• **Task to carry out**: Below are some entries; reproduce them exactly and leave every picture out.
** Opening Data under study block **
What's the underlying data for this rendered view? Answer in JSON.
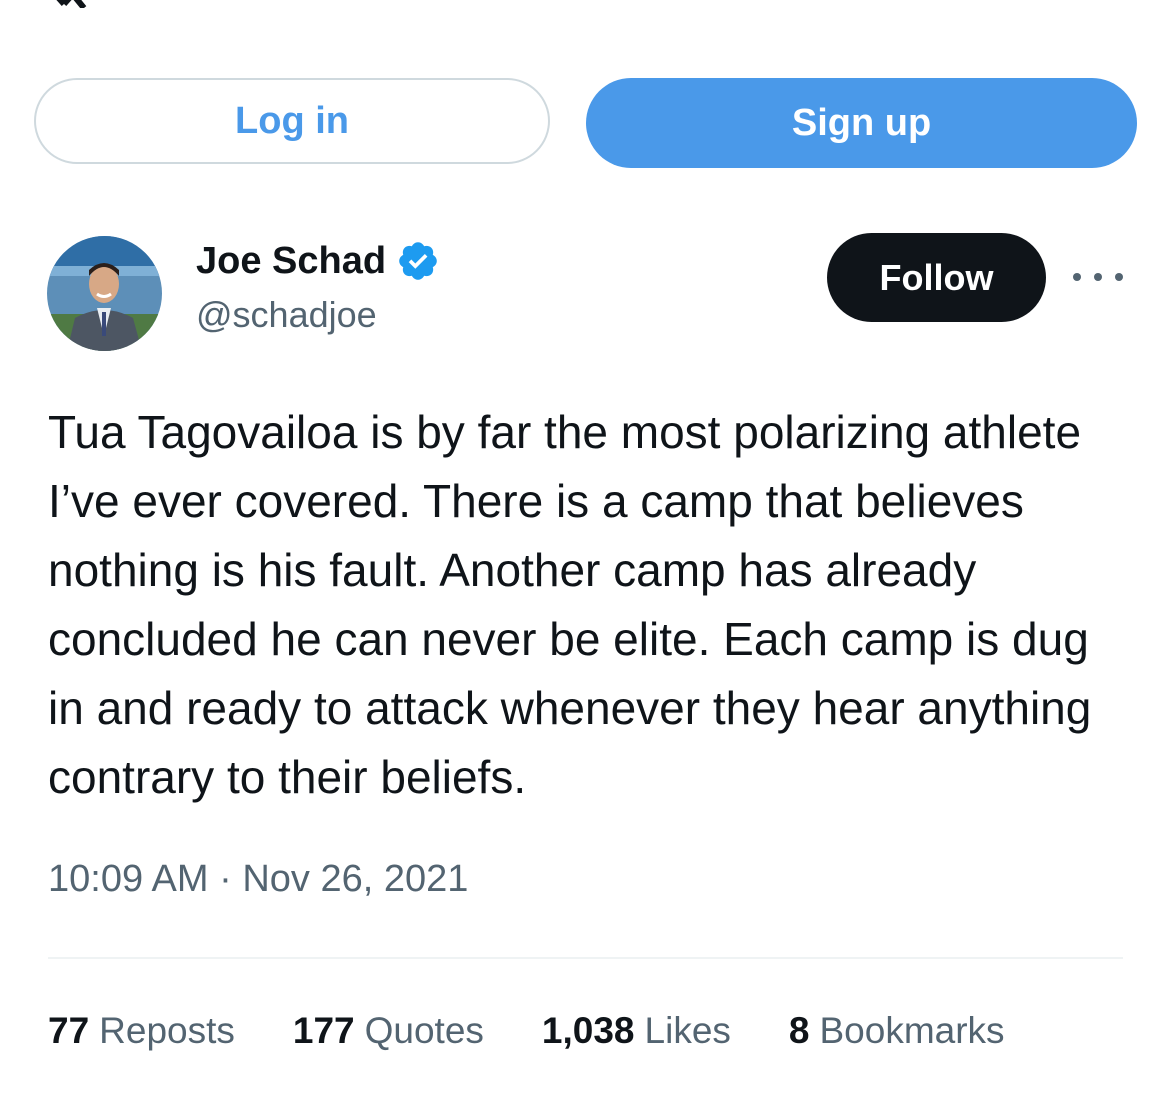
{
  "auth": {
    "login_label": "Log in",
    "signup_label": "Sign up"
  },
  "author": {
    "display_name": "Joe Schad",
    "handle": "@schadjoe",
    "verified": true,
    "avatar_icon": "profile-photo"
  },
  "actions": {
    "follow_label": "Follow",
    "more_icon": "more-horizontal-icon"
  },
  "tweet": {
    "text": "Tua Tagovailoa is by far the most polarizing athlete I’ve ever covered. There is a camp that believes nothing is his fault. Another camp has already concluded he can never be elite. Each camp is dug in and ready to attack whenever they hear anything contrary to their beliefs.",
    "timestamp": "10:09 AM · Nov 26, 2021"
  },
  "stats": [
    {
      "count": "77",
      "label": "Reposts"
    },
    {
      "count": "177",
      "label": "Quotes"
    },
    {
      "count": "1,038",
      "label": "Likes"
    },
    {
      "count": "8",
      "label": "Bookmarks"
    }
  ],
  "colors": {
    "accent": "#4a99e9",
    "text": "#0f1419",
    "muted": "#536471",
    "follow_bg": "#0f1419"
  }
}
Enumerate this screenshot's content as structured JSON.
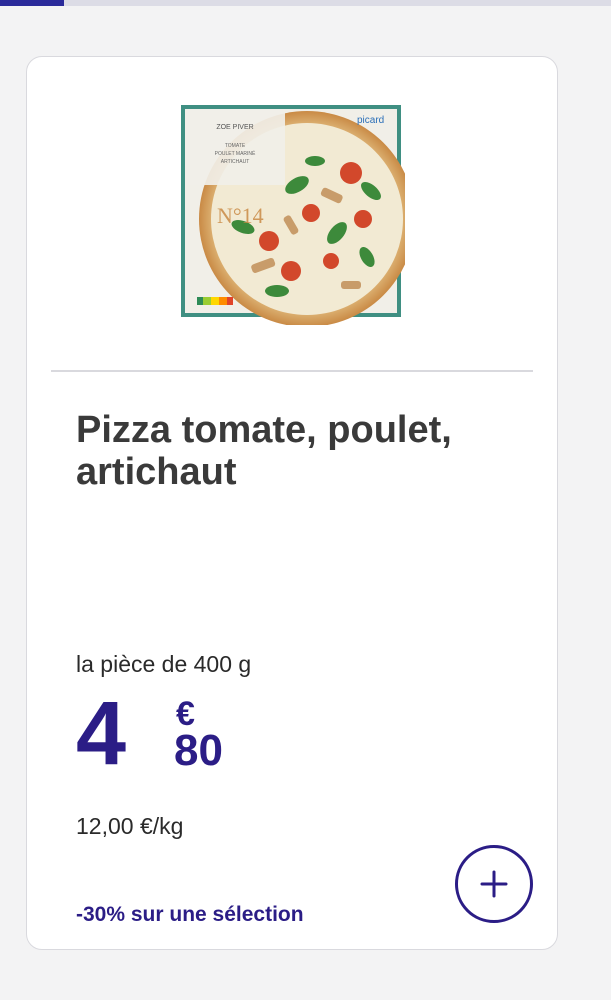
{
  "product": {
    "title": "Pizza tomate, poulet, artichaut",
    "unit_label": "la pièce de 400 g",
    "price": {
      "integer": "4",
      "currency": "€",
      "decimals": "80"
    },
    "price_per_kg": "12,00 €/kg",
    "promo": "-30% sur une sélection",
    "image": {
      "packaging_brand": "picard",
      "packaging_number": "N°14",
      "packaging_text": "TOMATE POULET MARINÉ ARTICHAUT"
    }
  },
  "colors": {
    "brand": "#2b1d86",
    "active_tab": "#2a2a9a",
    "page_background": "#f3f3f4"
  },
  "icons": {
    "add": "plus-icon"
  }
}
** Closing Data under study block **
• **Response area**:
What's the underlying data for this rendered view? Answer in JSON.
{
  "auth": {
    "login_label": "Log in",
    "signup_label": "Sign up"
  },
  "author": {
    "display_name": "Joe Schad",
    "handle": "@schadjoe",
    "verified": true,
    "avatar_icon": "profile-photo"
  },
  "actions": {
    "follow_label": "Follow",
    "more_icon": "more-horizontal-icon"
  },
  "tweet": {
    "text": "Tua Tagovailoa is by far the most polarizing athlete I’ve ever covered. There is a camp that believes nothing is his fault. Another camp has already concluded he can never be elite. Each camp is dug in and ready to attack whenever they hear anything contrary to their beliefs.",
    "timestamp": "10:09 AM · Nov 26, 2021"
  },
  "stats": [
    {
      "count": "77",
      "label": "Reposts"
    },
    {
      "count": "177",
      "label": "Quotes"
    },
    {
      "count": "1,038",
      "label": "Likes"
    },
    {
      "count": "8",
      "label": "Bookmarks"
    }
  ],
  "colors": {
    "accent": "#4a99e9",
    "text": "#0f1419",
    "muted": "#536471",
    "follow_bg": "#0f1419"
  }
}
Enumerate this screenshot's content as structured JSON.
{
  "product": {
    "title": "Pizza tomate, poulet, artichaut",
    "unit_label": "la pièce de 400 g",
    "price": {
      "integer": "4",
      "currency": "€",
      "decimals": "80"
    },
    "price_per_kg": "12,00 €/kg",
    "promo": "-30% sur une sélection",
    "image": {
      "packaging_brand": "picard",
      "packaging_number": "N°14",
      "packaging_text": "TOMATE POULET MARINÉ ARTICHAUT"
    }
  },
  "colors": {
    "brand": "#2b1d86",
    "active_tab": "#2a2a9a",
    "page_background": "#f3f3f4"
  },
  "icons": {
    "add": "plus-icon"
  }
}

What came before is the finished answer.